OFFICE ST. LOUIS R.R. Co.,
ST. LOUIS, May 23, 1861.
. . . I am satisfied with Mr. Lincoln's policy, but I do not like that of the Blairs. I know Frank Blair openly declares war on slavery. I see him daily, and yesterday had a long talk with him. I say the time is not yet come to destroy slavery, but it may be to circumscribe it. We have not in America the number of inhabitants to replace the slaves, nor have we the national wealth to transport them to other lands. The constitution has given the owners certain rights which I should be loath to disturb. I declined the chief clerkship because I did not want it. You know enough of the social status of a Washington office-holder to appreciate my feelings when I say that I would infinitely prefer to live in St. Louis. I have seen enough of war not to be caught by its first glittering bait, and when I engage in this it must be with a full consciousness of its real character. I did approve of the President’s call, and only said it should have been three hundred thousand instead of seventy-five. The result confirms my opinion. I did approve of Lyon's attack,1 and said it was inevitable; only I thought the marshal should have demanded the arms which reached the camp unlawfully through the custom house. The firing on the citizens, I know, was in consequence of the nervousness of the new militia, was wrong, but just what every prudent person expected. I have always thought that if it could be avoided, Missouri should be held with as little feeling as possible, because of necessity her people must retain the rights of franchise and property. Wherever I see that persons miscalculate the state of feeling I endeavor to correct it, because a fatal mistake in war is to underrate the strength, feeling and resources of an enemy. . . .

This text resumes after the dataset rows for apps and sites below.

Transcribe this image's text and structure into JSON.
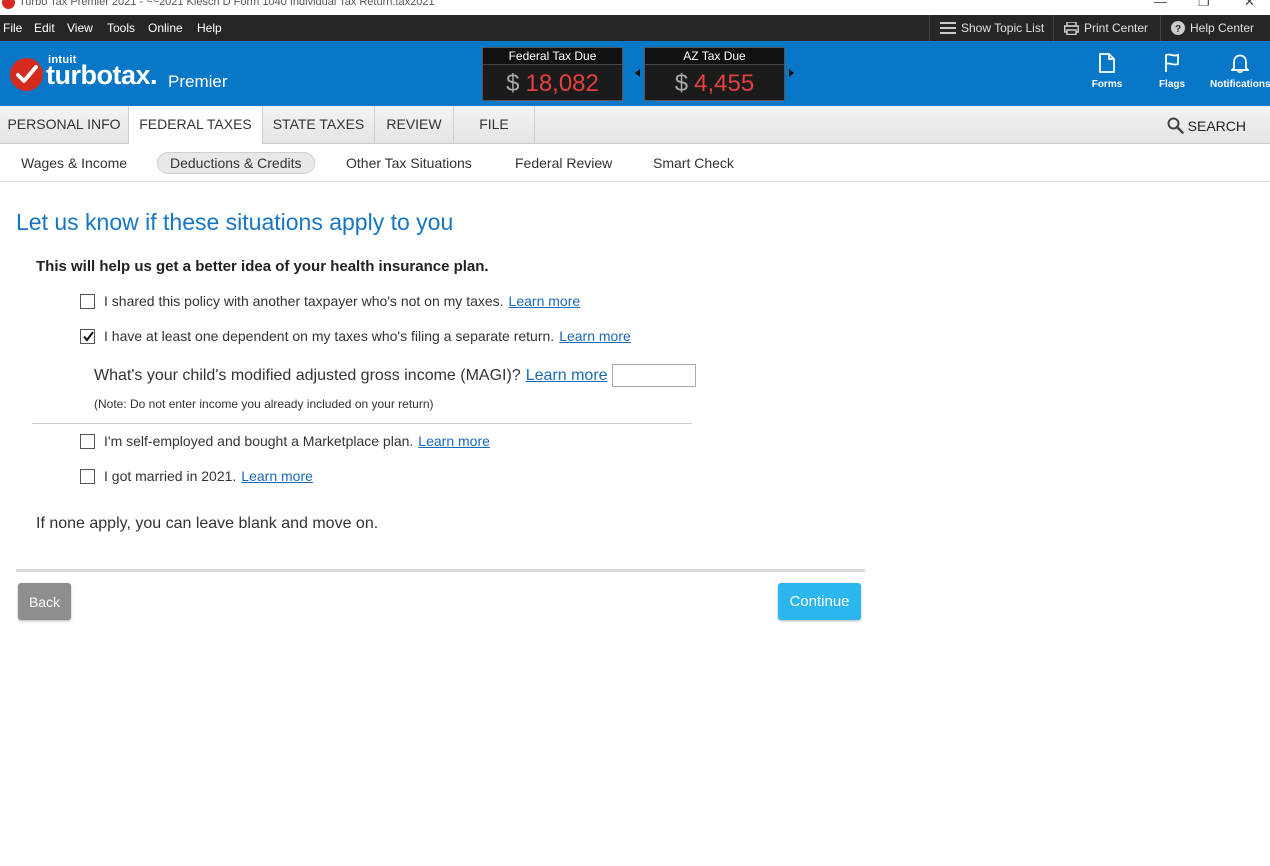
{
  "window": {
    "title": "Turbo Tax Premier 2021 - ~~2021 Klesch D Form 1040  Individual Tax Return.tax2021",
    "minimize_glyph": "—",
    "restore_glyph": "❐",
    "close_glyph": "✕"
  },
  "menubar": {
    "items": [
      "File",
      "Edit",
      "View",
      "Tools",
      "Online",
      "Help"
    ],
    "show_topic_list": "Show Topic List",
    "print_center": "Print Center",
    "help_center": "Help Center"
  },
  "header": {
    "brand_intuit": "intuit",
    "brand_name": "turbotax",
    "brand_dot": ".",
    "edition": "Premier",
    "federal": {
      "label": "Federal Tax Due",
      "currency": "$",
      "amount": "18,082"
    },
    "state": {
      "label": "AZ Tax Due",
      "currency": "$",
      "amount": "4,455"
    },
    "buttons": {
      "forms": "Forms",
      "flags": "Flags",
      "notifications": "Notifications"
    },
    "colors": {
      "header_bg": "#0877c7",
      "amount_red": "#e34040",
      "brand_red": "#d52b1e"
    }
  },
  "tabs": {
    "items": [
      "PERSONAL INFO",
      "FEDERAL TAXES",
      "STATE TAXES",
      "REVIEW",
      "FILE"
    ],
    "active": "FEDERAL TAXES",
    "search": "SEARCH"
  },
  "subtabs": {
    "items": [
      "Wages & Income",
      "Deductions & Credits",
      "Other Tax Situations",
      "Federal Review",
      "Smart Check"
    ],
    "active": "Deductions & Credits"
  },
  "content": {
    "title": "Let us know if these situations apply to you",
    "subheading": "This will help us get a better idea of your health insurance plan.",
    "options": [
      {
        "label": "I shared this policy with another taxpayer who's not on my taxes.",
        "link": "Learn more",
        "checked": false
      },
      {
        "label": "I have at least one dependent on my taxes who's filing a separate return.",
        "link": "Learn more",
        "checked": true
      },
      {
        "label": "I'm self-employed and bought a Marketplace plan.",
        "link": "Learn more",
        "checked": false
      },
      {
        "label": "I got married in 2021.",
        "link": "Learn more",
        "checked": false
      }
    ],
    "magi_question": "What's your child's modified adjusted gross income (MAGI)?",
    "magi_link": "Learn more",
    "magi_value": "",
    "note": "(Note: Do not enter income you already included on your return)",
    "none_apply": "If none apply, you can leave blank and move on."
  },
  "footer": {
    "back": "Back",
    "continue": "Continue",
    "colors": {
      "back_bg": "#8e8e8e",
      "continue_bg": "#2bb6ee"
    }
  }
}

1 Sherman's observations on this episode of the early days of the war in Missouri are fully recorded in the Memoirs, I, 200-202.
SOURCE: M. A. DeWolfe Howe, Editor, Home Letters of General Sherman, p. 197-8